[Collected data]
• • • • • • •

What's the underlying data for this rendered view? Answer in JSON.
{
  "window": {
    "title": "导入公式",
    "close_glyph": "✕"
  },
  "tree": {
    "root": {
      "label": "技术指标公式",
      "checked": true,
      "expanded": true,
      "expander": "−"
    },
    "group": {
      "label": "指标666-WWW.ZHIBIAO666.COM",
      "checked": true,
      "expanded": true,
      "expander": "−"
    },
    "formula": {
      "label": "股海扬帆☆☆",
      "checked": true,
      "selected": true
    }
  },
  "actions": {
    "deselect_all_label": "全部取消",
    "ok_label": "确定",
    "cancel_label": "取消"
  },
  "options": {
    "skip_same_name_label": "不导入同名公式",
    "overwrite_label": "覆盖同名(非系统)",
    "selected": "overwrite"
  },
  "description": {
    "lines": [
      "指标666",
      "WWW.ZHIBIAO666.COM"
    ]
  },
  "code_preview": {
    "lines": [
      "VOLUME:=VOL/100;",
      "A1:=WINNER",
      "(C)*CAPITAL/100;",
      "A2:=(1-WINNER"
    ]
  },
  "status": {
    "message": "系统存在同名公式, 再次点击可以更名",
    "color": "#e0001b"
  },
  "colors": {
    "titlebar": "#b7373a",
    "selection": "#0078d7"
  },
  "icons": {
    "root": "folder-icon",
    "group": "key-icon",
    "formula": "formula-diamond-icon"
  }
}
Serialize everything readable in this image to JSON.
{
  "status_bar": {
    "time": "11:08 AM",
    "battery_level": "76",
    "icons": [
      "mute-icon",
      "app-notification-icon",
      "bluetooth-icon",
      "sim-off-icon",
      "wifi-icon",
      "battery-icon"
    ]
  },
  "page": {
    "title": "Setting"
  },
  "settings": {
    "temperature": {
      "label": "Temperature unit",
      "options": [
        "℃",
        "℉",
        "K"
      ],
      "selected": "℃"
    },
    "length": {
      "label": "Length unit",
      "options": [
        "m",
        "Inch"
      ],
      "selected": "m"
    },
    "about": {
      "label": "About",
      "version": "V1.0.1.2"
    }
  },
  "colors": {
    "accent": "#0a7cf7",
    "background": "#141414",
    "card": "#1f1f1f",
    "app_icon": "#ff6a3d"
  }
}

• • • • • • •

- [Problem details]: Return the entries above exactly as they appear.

- [Output for this task]:
What's the underlying data for this rendered view? Answer in JSON.
{
  "window": {
    "title": "导入公式",
    "close_glyph": "✕"
  },
  "tree": {
    "root": {
      "label": "技术指标公式",
      "checked": true,
      "expanded": true,
      "expander": "−"
    },
    "group": {
      "label": "指标666-WWW.ZHIBIAO666.COM",
      "checked": true,
      "expanded": true,
      "expander": "−"
    },
    "formula": {
      "label": "股海扬帆☆☆",
      "checked": true,
      "selected": true
    }
  },
  "actions": {
    "deselect_all_label": "全部取消",
    "ok_label": "确定",
    "cancel_label": "取消"
  },
  "options": {
    "skip_same_name_label": "不导入同名公式",
    "overwrite_label": "覆盖同名(非系统)",
    "selected": "overwrite"
  },
  "description": {
    "lines": [
      "指标666",
      "WWW.ZHIBIAO666.COM"
    ]
  },
  "code_preview": {
    "lines": [
      "VOLUME:=VOL/100;",
      "A1:=WINNER",
      "(C)*CAPITAL/100;",
      "A2:=(1-WINNER"
    ]
  },
  "status": {
    "message": "系统存在同名公式, 再次点击可以更名",
    "color": "#e0001b"
  },
  "colors": {
    "titlebar": "#b7373a",
    "selection": "#0078d7"
  },
  "icons": {
    "root": "folder-icon",
    "group": "key-icon",
    "formula": "formula-diamond-icon"
  }
}
Serialize everything readable in this image to JSON.
{
  "status_bar": {
    "time": "11:08 AM",
    "battery_level": "76",
    "icons": [
      "mute-icon",
      "app-notification-icon",
      "bluetooth-icon",
      "sim-off-icon",
      "wifi-icon",
      "battery-icon"
    ]
  },
  "page": {
    "title": "Setting"
  },
  "settings": {
    "temperature": {
      "label": "Temperature unit",
      "options": [
        "℃",
        "℉",
        "K"
      ],
      "selected": "℃"
    },
    "length": {
      "label": "Length unit",
      "options": [
        "m",
        "Inch"
      ],
      "selected": "m"
    },
    "about": {
      "label": "About",
      "version": "V1.0.1.2"
    }
  },
  "colors": {
    "accent": "#0a7cf7",
    "background": "#141414",
    "card": "#1f1f1f",
    "app_icon": "#ff6a3d"
  }
}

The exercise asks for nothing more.